TASK PROMPT: Wherever the listing holds a picture, leave it out, and copy the remainder exactly.

DATA SHOWN:

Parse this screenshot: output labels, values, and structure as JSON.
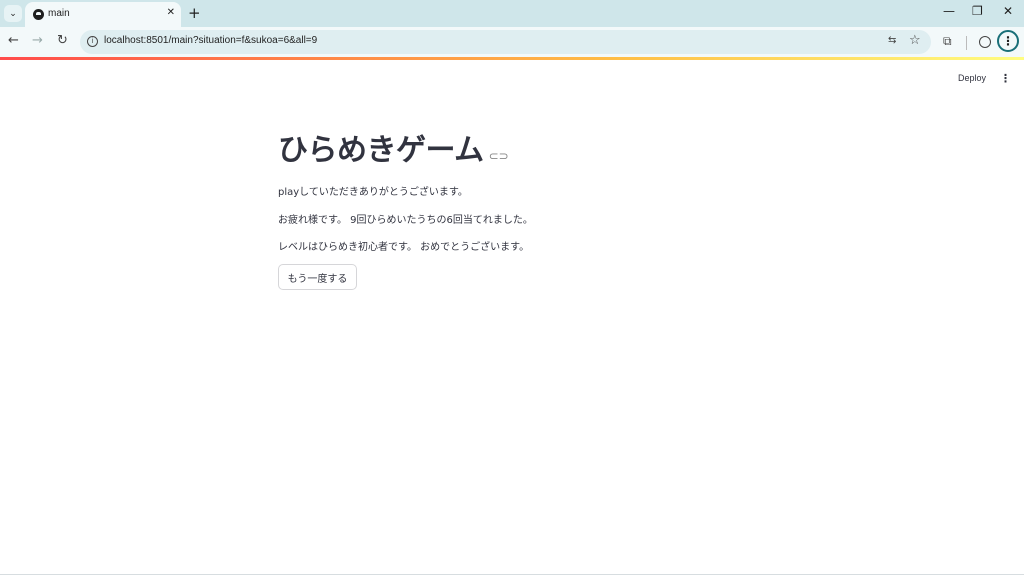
{
  "browser": {
    "tab_title": "main",
    "tab_close": "✕",
    "new_tab": "+",
    "url": "localhost:8501/main?situation=f&sukoa=6&all=9",
    "window_controls": {
      "minimize": "—",
      "restore": "❐",
      "close": "✕"
    }
  },
  "app_header": {
    "deploy_label": "Deploy",
    "menu_icon": "⋮"
  },
  "main": {
    "title": "ひらめきゲーム",
    "messages": [
      "playしていただきありがとうございます。",
      "お疲れ様です。 9回ひらめいたうちの6回当てれました。",
      "レベルはひらめき初心者です。 おめでとうございます。"
    ],
    "retry_button": "もう一度する"
  }
}
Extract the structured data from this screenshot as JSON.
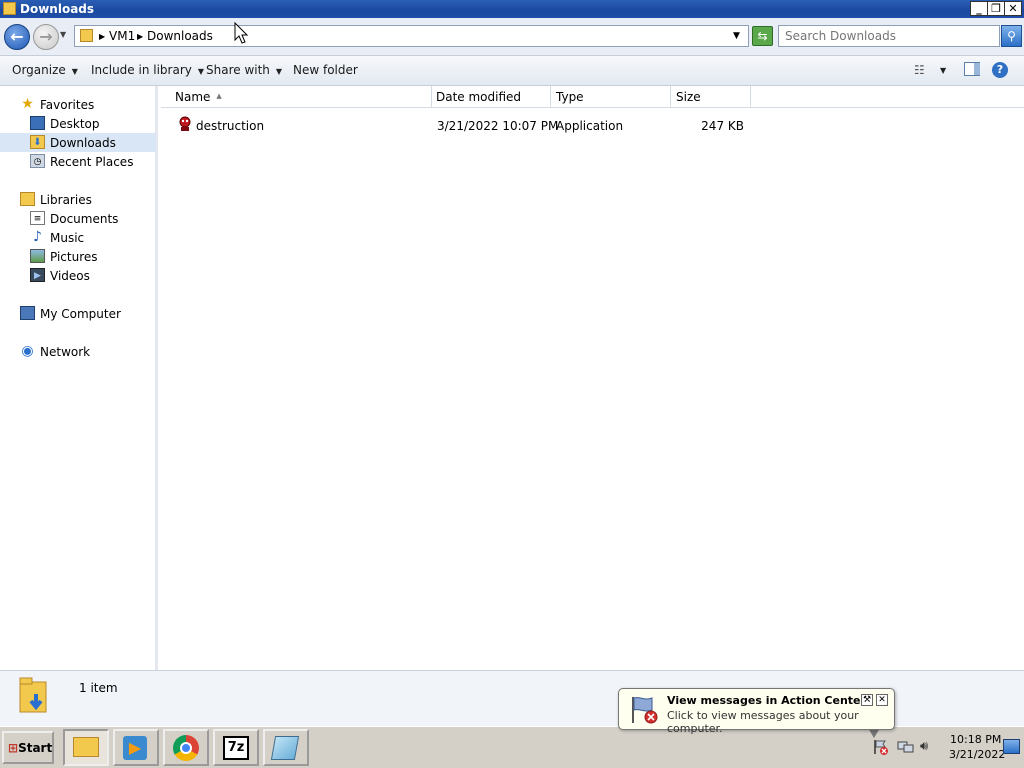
{
  "window": {
    "title": "Downloads"
  },
  "address_bar": {
    "crumbs": [
      "VM1",
      "Downloads"
    ],
    "search_placeholder": "Search Downloads"
  },
  "toolbar": {
    "organize": "Organize",
    "include_in_library": "Include in library",
    "share_with": "Share with",
    "new_folder": "New folder"
  },
  "nav_pane": {
    "favorites": {
      "label": "Favorites",
      "items": [
        {
          "label": "Desktop",
          "icon": "desktop-icon"
        },
        {
          "label": "Downloads",
          "icon": "downloads-folder-icon",
          "selected": true
        },
        {
          "label": "Recent Places",
          "icon": "recent-places-icon"
        }
      ]
    },
    "libraries": {
      "label": "Libraries",
      "items": [
        {
          "label": "Documents",
          "icon": "documents-icon"
        },
        {
          "label": "Music",
          "icon": "music-icon"
        },
        {
          "label": "Pictures",
          "icon": "pictures-icon"
        },
        {
          "label": "Videos",
          "icon": "videos-icon"
        }
      ]
    },
    "computer": {
      "label": "My Computer",
      "icon": "computer-icon"
    },
    "network": {
      "label": "Network",
      "icon": "network-icon"
    }
  },
  "file_list": {
    "columns": [
      "Name",
      "Date modified",
      "Type",
      "Size"
    ],
    "rows": [
      {
        "name": "destruction",
        "date_modified": "3/21/2022 10:07 PM",
        "type": "Application",
        "size": "247 KB",
        "icon": "application-icon"
      }
    ]
  },
  "status": {
    "count": "1 item"
  },
  "balloon": {
    "title": "View messages in Action Center",
    "text": "Click to view messages about your computer."
  },
  "taskbar": {
    "start": "Start",
    "apps": [
      "explorer-icon",
      "media-player-icon",
      "chrome-icon",
      "7zip-icon",
      "notepad-icon"
    ],
    "seven_zip_label": "7z",
    "clock_time": "10:18 PM",
    "clock_date": "3/21/2022"
  },
  "colors": {
    "titlebar": "#1f4fa8",
    "selection": "#d9e6f5",
    "taskbar": "#d4d0c8"
  }
}
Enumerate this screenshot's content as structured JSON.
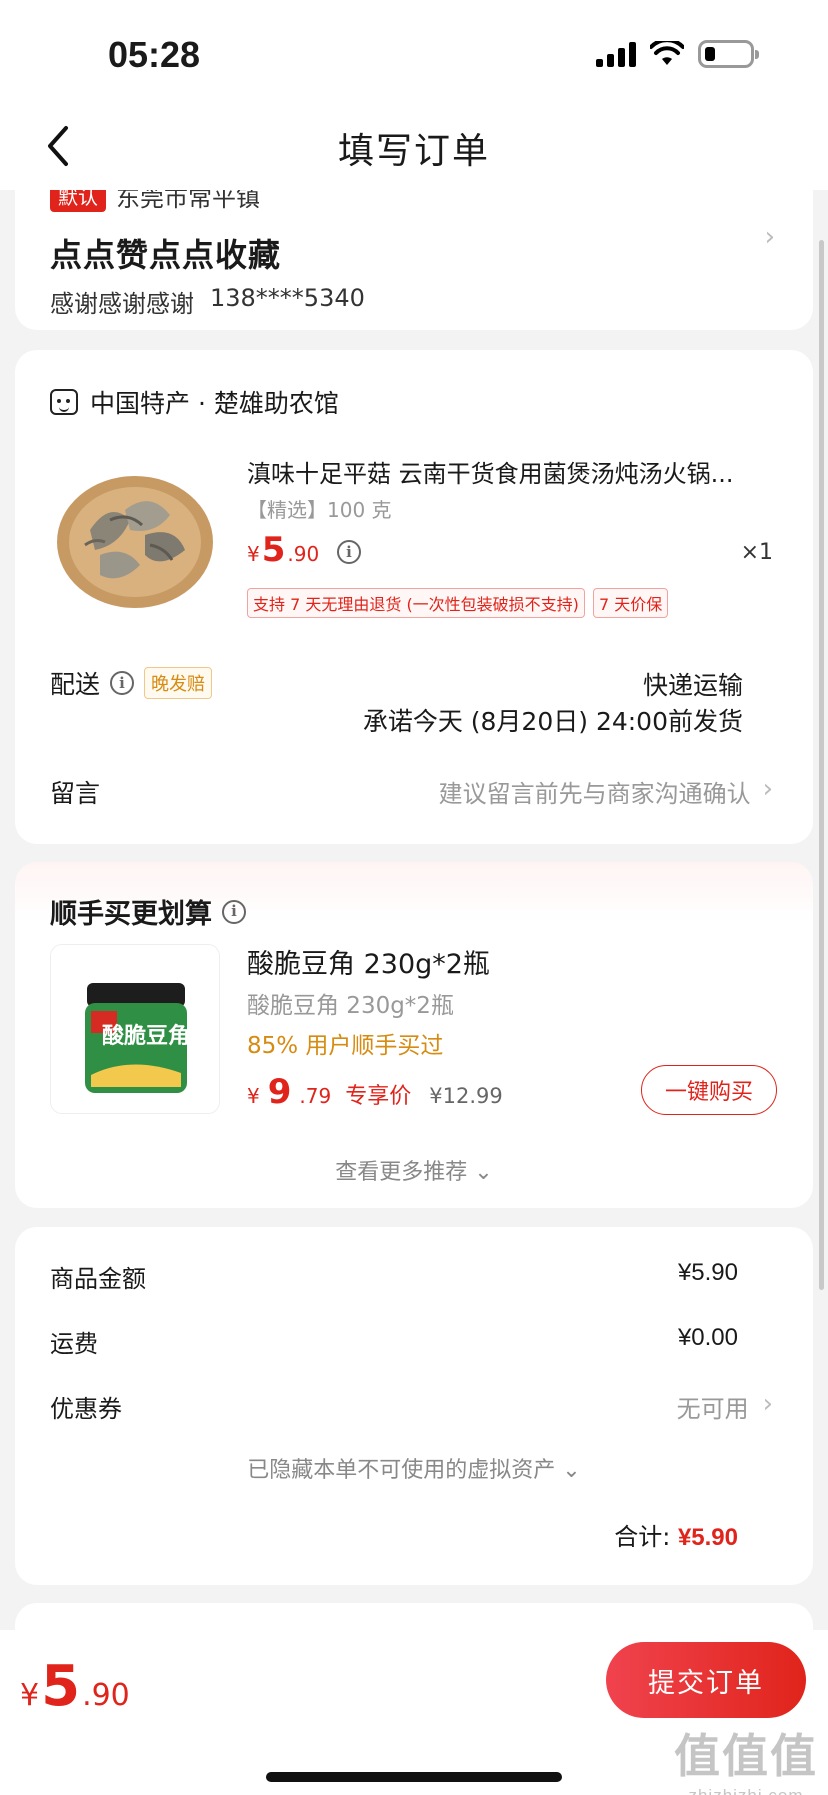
{
  "status_bar": {
    "time": "05:28",
    "icons": [
      "signal-icon",
      "wifi-icon",
      "battery-icon"
    ]
  },
  "header": {
    "title": "填写订单",
    "back_icon": "chevron-left-icon"
  },
  "address": {
    "default_tag": "默认",
    "region_partial": "东莞市常平镇",
    "recipient_name": "点点赞点点收藏",
    "contact_name": "感谢感谢感谢",
    "phone": "138****5340"
  },
  "shop": {
    "name": "中国特产 · 楚雄助农馆",
    "product": {
      "title": "滇味十足平菇 云南干货食用菌煲汤炖汤火锅...",
      "spec": "【精选】100 克",
      "price_symbol": "¥",
      "price_int": "5",
      "price_dec": ".90",
      "quantity": "×1",
      "badges": [
        "支持 7 天无理由退货 (一次性包装破损不支持)",
        "7 天价保"
      ]
    },
    "delivery": {
      "label": "配送",
      "tag": "晚发赔",
      "method": "快递运输",
      "promise": "承诺今天 (8月20日) 24:00前发货"
    },
    "message": {
      "label": "留言",
      "hint": "建议留言前先与商家沟通确认"
    }
  },
  "recommend": {
    "title": "顺手买更划算",
    "item": {
      "name": "酸脆豆角 230g*2瓶",
      "subtitle": "酸脆豆角 230g*2瓶",
      "bought": "85% 用户顺手买过",
      "price_symbol": "¥",
      "price_int": "9",
      "price_dec": ".79",
      "exclusive_label": "专享价",
      "original_price": "¥12.99",
      "buy_button": "一键购买",
      "jar_label": "酸脆豆角"
    },
    "more_label": "查看更多推荐"
  },
  "summary": {
    "goods_label": "商品金额",
    "goods_value": "¥5.90",
    "shipping_label": "运费",
    "shipping_value": "¥0.00",
    "coupon_label": "优惠券",
    "coupon_value": "无可用",
    "hidden_assets": "已隐藏本单不可使用的虚拟资产",
    "total_label": "合计:",
    "total_value": "¥5.90"
  },
  "bottom_bar": {
    "price_symbol": "¥",
    "price_int": "5",
    "price_dec": ".90",
    "submit_label": "提交订单"
  },
  "watermark": {
    "big": "值值值",
    "small": "zhizhizhi.com"
  },
  "colors": {
    "accent": "#e0241b",
    "orange": "#d68b12",
    "muted": "#999999",
    "background": "#f3f3f3"
  }
}
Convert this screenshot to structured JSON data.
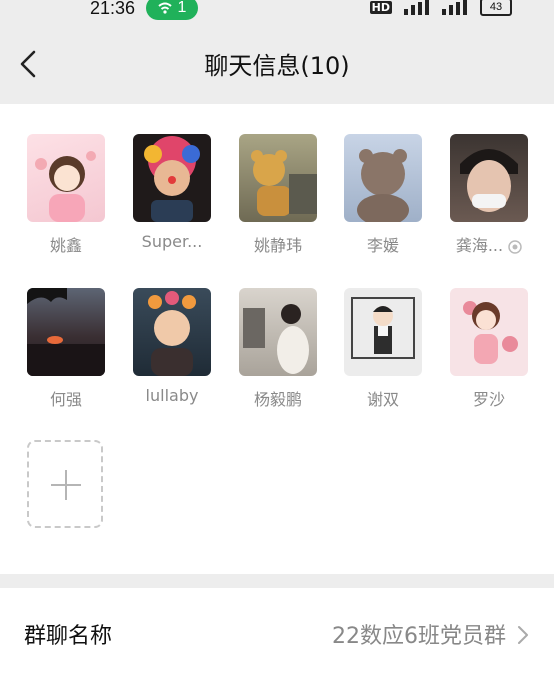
{
  "status_bar": {
    "time": "21:36",
    "hotspot_count": "1",
    "hd_label": "HD",
    "battery": "43"
  },
  "header": {
    "title": "聊天信息(10)"
  },
  "members": [
    {
      "name": "姚鑫",
      "avatar": "cartoon-girl-avatar"
    },
    {
      "name": "Super...",
      "avatar": "clown-face-avatar"
    },
    {
      "name": "姚静玮",
      "avatar": "winnie-bear-avatar"
    },
    {
      "name": "李媛",
      "avatar": "teddy-bear-avatar"
    },
    {
      "name": "龚海...",
      "avatar": "boy-photo-avatar"
    },
    {
      "name": "何强",
      "avatar": "sunset-avatar"
    },
    {
      "name": "lullaby",
      "avatar": "flower-girl-avatar"
    },
    {
      "name": "杨毅鹏",
      "avatar": "girl-photo-avatar"
    },
    {
      "name": "谢双",
      "avatar": "cartoon-boy-avatar"
    },
    {
      "name": "罗沙",
      "avatar": "cartoon-girl-pink-avatar"
    }
  ],
  "group_name_row": {
    "label": "群聊名称",
    "value": "22数应6班党员群"
  }
}
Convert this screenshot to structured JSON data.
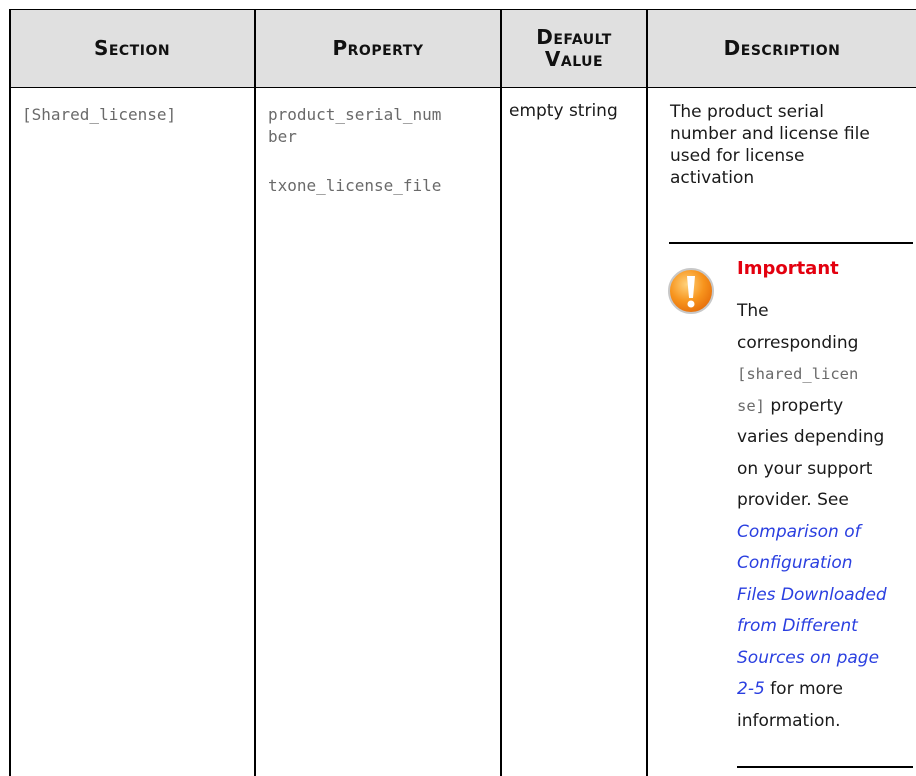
{
  "headers": {
    "section": "Section",
    "property": "Property",
    "default_value_line1": "Default",
    "default_value_line2": "Value",
    "description": "Description"
  },
  "row": {
    "section": "[Shared_license]",
    "property_1_line1": "product_serial_num",
    "property_1_line2": "ber",
    "property_2": "txone_license_file",
    "default_value": "empty string",
    "description_lines": [
      "The product serial",
      "number and license file",
      "used for license",
      "activation"
    ]
  },
  "note": {
    "icon": "warning-icon",
    "heading": "Important",
    "heading_color": "#e3000f",
    "lines": {
      "l1": "The",
      "l2": "corresponding",
      "code1": "[shared_licen",
      "code2": "se]",
      "l4_suffix": " property",
      "l5": "varies depending",
      "l6": "on your support",
      "l7": "provider. See",
      "link_lines": [
        "Comparison of",
        "Configuration",
        "Files Downloaded",
        "from Different",
        "Sources on page",
        "2-5"
      ],
      "after_link": " for more",
      "last": "information."
    },
    "link_color": "#2a3fe0"
  }
}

TASK RESPONSE:
Parse this screenshot: output labels, values, and structure as JSON.
{
  "browser": {
    "tab_title": "main",
    "tab_close": "✕",
    "new_tab": "+",
    "url": "localhost:8501/main?situation=f&sukoa=6&all=9",
    "window_controls": {
      "minimize": "—",
      "restore": "❐",
      "close": "✕"
    }
  },
  "app_header": {
    "deploy_label": "Deploy",
    "menu_icon": "⋮"
  },
  "main": {
    "title": "ひらめきゲーム",
    "messages": [
      "playしていただきありがとうございます。",
      "お疲れ様です。 9回ひらめいたうちの6回当てれました。",
      "レベルはひらめき初心者です。 おめでとうございます。"
    ],
    "retry_button": "もう一度する"
  }
}
Extract the structured data from this screenshot as JSON.
{
  "window": {
    "title": "Downloads"
  },
  "address_bar": {
    "crumbs": [
      "VM1",
      "Downloads"
    ],
    "search_placeholder": "Search Downloads"
  },
  "toolbar": {
    "organize": "Organize",
    "include_in_library": "Include in library",
    "share_with": "Share with",
    "new_folder": "New folder"
  },
  "nav_pane": {
    "favorites": {
      "label": "Favorites",
      "items": [
        {
          "label": "Desktop",
          "icon": "desktop-icon"
        },
        {
          "label": "Downloads",
          "icon": "downloads-folder-icon",
          "selected": true
        },
        {
          "label": "Recent Places",
          "icon": "recent-places-icon"
        }
      ]
    },
    "libraries": {
      "label": "Libraries",
      "items": [
        {
          "label": "Documents",
          "icon": "documents-icon"
        },
        {
          "label": "Music",
          "icon": "music-icon"
        },
        {
          "label": "Pictures",
          "icon": "pictures-icon"
        },
        {
          "label": "Videos",
          "icon": "videos-icon"
        }
      ]
    },
    "computer": {
      "label": "My Computer",
      "icon": "computer-icon"
    },
    "network": {
      "label": "Network",
      "icon": "network-icon"
    }
  },
  "file_list": {
    "columns": [
      "Name",
      "Date modified",
      "Type",
      "Size"
    ],
    "rows": [
      {
        "name": "destruction",
        "date_modified": "3/21/2022 10:07 PM",
        "type": "Application",
        "size": "247 KB",
        "icon": "application-icon"
      }
    ]
  },
  "status": {
    "count": "1 item"
  },
  "balloon": {
    "title": "View messages in Action Center",
    "text": "Click to view messages about your computer."
  },
  "taskbar": {
    "start": "Start",
    "apps": [
      "explorer-icon",
      "media-player-icon",
      "chrome-icon",
      "7zip-icon",
      "notepad-icon"
    ],
    "seven_zip_label": "7z",
    "clock_time": "10:18 PM",
    "clock_date": "3/21/2022"
  },
  "colors": {
    "titlebar": "#1f4fa8",
    "selection": "#d9e6f5",
    "taskbar": "#d4d0c8"
  }
}
Enumerate this screenshot's content as structured JSON.
{
  "status_bar": {
    "time": "05:28",
    "icons": [
      "signal-icon",
      "wifi-icon",
      "battery-icon"
    ]
  },
  "header": {
    "title": "填写订单",
    "back_icon": "chevron-left-icon"
  },
  "address": {
    "default_tag": "默认",
    "region_partial": "东莞市常平镇",
    "recipient_name": "点点赞点点收藏",
    "contact_name": "感谢感谢感谢",
    "phone": "138****5340"
  },
  "shop": {
    "name": "中国特产 · 楚雄助农馆",
    "product": {
      "title": "滇味十足平菇 云南干货食用菌煲汤炖汤火锅...",
      "spec": "【精选】100 克",
      "price_symbol": "¥",
      "price_int": "5",
      "price_dec": ".90",
      "quantity": "×1",
      "badges": [
        "支持 7 天无理由退货 (一次性包装破损不支持)",
        "7 天价保"
      ]
    },
    "delivery": {
      "label": "配送",
      "tag": "晚发赔",
      "method": "快递运输",
      "promise": "承诺今天 (8月20日) 24:00前发货"
    },
    "message": {
      "label": "留言",
      "hint": "建议留言前先与商家沟通确认"
    }
  },
  "recommend": {
    "title": "顺手买更划算",
    "item": {
      "name": "酸脆豆角 230g*2瓶",
      "subtitle": "酸脆豆角 230g*2瓶",
      "bought": "85% 用户顺手买过",
      "price_symbol": "¥",
      "price_int": "9",
      "price_dec": ".79",
      "exclusive_label": "专享价",
      "original_price": "¥12.99",
      "buy_button": "一键购买",
      "jar_label": "酸脆豆角"
    },
    "more_label": "查看更多推荐"
  },
  "summary": {
    "goods_label": "商品金额",
    "goods_value": "¥5.90",
    "shipping_label": "运费",
    "shipping_value": "¥0.00",
    "coupon_label": "优惠券",
    "coupon_value": "无可用",
    "hidden_assets": "已隐藏本单不可使用的虚拟资产",
    "total_label": "合计:",
    "total_value": "¥5.90"
  },
  "bottom_bar": {
    "price_symbol": "¥",
    "price_int": "5",
    "price_dec": ".90",
    "submit_label": "提交订单"
  },
  "watermark": {
    "big": "值值值",
    "small": "zhizhizhi.com"
  },
  "colors": {
    "accent": "#e0241b",
    "orange": "#d68b12",
    "muted": "#999999",
    "background": "#f3f3f3"
  }
}
Convert this screenshot to structured JSON data.
{
  "status_bar": {
    "time": "21:36",
    "hotspot_count": "1",
    "hd_label": "HD",
    "battery": "43"
  },
  "header": {
    "title": "聊天信息(10)"
  },
  "members": [
    {
      "name": "姚鑫",
      "avatar": "cartoon-girl-avatar"
    },
    {
      "name": "Super...",
      "avatar": "clown-face-avatar"
    },
    {
      "name": "姚静玮",
      "avatar": "winnie-bear-avatar"
    },
    {
      "name": "李媛",
      "avatar": "teddy-bear-avatar"
    },
    {
      "name": "龚海...",
      "avatar": "boy-photo-avatar"
    },
    {
      "name": "何强",
      "avatar": "sunset-avatar"
    },
    {
      "name": "lullaby",
      "avatar": "flower-girl-avatar"
    },
    {
      "name": "杨毅鹏",
      "avatar": "girl-photo-avatar"
    },
    {
      "name": "谢双",
      "avatar": "cartoon-boy-avatar"
    },
    {
      "name": "罗沙",
      "avatar": "cartoon-girl-pink-avatar"
    }
  ],
  "group_name_row": {
    "label": "群聊名称",
    "value": "22数应6班党员群"
  }
}
Convert this screenshot to structured JSON data.
{
  "headers": {
    "section": "Section",
    "property": "Property",
    "default_value_line1": "Default",
    "default_value_line2": "Value",
    "description": "Description"
  },
  "row": {
    "section": "[Shared_license]",
    "property_1_line1": "product_serial_num",
    "property_1_line2": "ber",
    "property_2": "txone_license_file",
    "default_value": "empty string",
    "description_lines": [
      "The product serial",
      "number and license file",
      "used for license",
      "activation"
    ]
  },
  "note": {
    "icon": "warning-icon",
    "heading": "Important",
    "heading_color": "#e3000f",
    "lines": {
      "l1": "The",
      "l2": "corresponding",
      "code1": "[shared_licen",
      "code2": "se]",
      "l4_suffix": " property",
      "l5": "varies depending",
      "l6": "on your support",
      "l7": "provider. See",
      "link_lines": [
        "Comparison of",
        "Configuration",
        "Files Downloaded",
        "from Different",
        "Sources on page",
        "2-5"
      ],
      "after_link": " for more",
      "last": "information."
    },
    "link_color": "#2a3fe0"
  }
}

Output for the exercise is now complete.